▸ **ABOUT THIS EXERCISE**
Your answer must be an exact copy of the data below.
=-=-=-=-=
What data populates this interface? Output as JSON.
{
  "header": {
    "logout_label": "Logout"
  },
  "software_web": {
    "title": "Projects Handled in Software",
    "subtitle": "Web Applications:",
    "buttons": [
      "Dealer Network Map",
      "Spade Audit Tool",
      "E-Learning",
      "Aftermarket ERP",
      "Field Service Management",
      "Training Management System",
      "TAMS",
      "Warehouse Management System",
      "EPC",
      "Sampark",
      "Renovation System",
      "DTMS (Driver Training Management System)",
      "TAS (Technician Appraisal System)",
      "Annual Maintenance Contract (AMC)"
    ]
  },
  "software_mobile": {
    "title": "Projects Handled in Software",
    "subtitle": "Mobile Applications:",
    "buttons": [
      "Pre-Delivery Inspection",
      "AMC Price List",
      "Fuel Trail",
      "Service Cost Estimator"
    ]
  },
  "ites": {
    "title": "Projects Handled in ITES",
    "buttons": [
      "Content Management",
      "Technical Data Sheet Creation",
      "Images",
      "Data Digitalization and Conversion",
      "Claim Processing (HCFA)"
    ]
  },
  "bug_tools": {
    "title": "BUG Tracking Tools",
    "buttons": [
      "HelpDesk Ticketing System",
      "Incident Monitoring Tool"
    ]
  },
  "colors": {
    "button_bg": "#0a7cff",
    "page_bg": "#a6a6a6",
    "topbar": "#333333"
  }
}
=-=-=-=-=
▸ **TASK SOLUTION**
What data populates this interface? Output as JSON.
{
  "header": {
    "logout_label": "Logout"
  },
  "software_web": {
    "title": "Projects Handled in Software",
    "subtitle": "Web Applications:",
    "buttons": [
      "Dealer Network Map",
      "Spade Audit Tool",
      "E-Learning",
      "Aftermarket ERP",
      "Field Service Management",
      "Training Management System",
      "TAMS",
      "Warehouse Management System",
      "EPC",
      "Sampark",
      "Renovation System",
      "DTMS (Driver Training Management System)",
      "TAS (Technician Appraisal System)",
      "Annual Maintenance Contract (AMC)"
    ]
  },
  "software_mobile": {
    "title": "Projects Handled in Software",
    "subtitle": "Mobile Applications:",
    "buttons": [
      "Pre-Delivery Inspection",
      "AMC Price List",
      "Fuel Trail",
      "Service Cost Estimator"
    ]
  },
  "ites": {
    "title": "Projects Handled in ITES",
    "buttons": [
      "Content Management",
      "Technical Data Sheet Creation",
      "Images",
      "Data Digitalization and Conversion",
      "Claim Processing (HCFA)"
    ]
  },
  "bug_tools": {
    "title": "BUG Tracking Tools",
    "buttons": [
      "HelpDesk Ticketing System",
      "Incident Monitoring Tool"
    ]
  },
  "colors": {
    "button_bg": "#0a7cff",
    "page_bg": "#a6a6a6",
    "topbar": "#333333"
  }
}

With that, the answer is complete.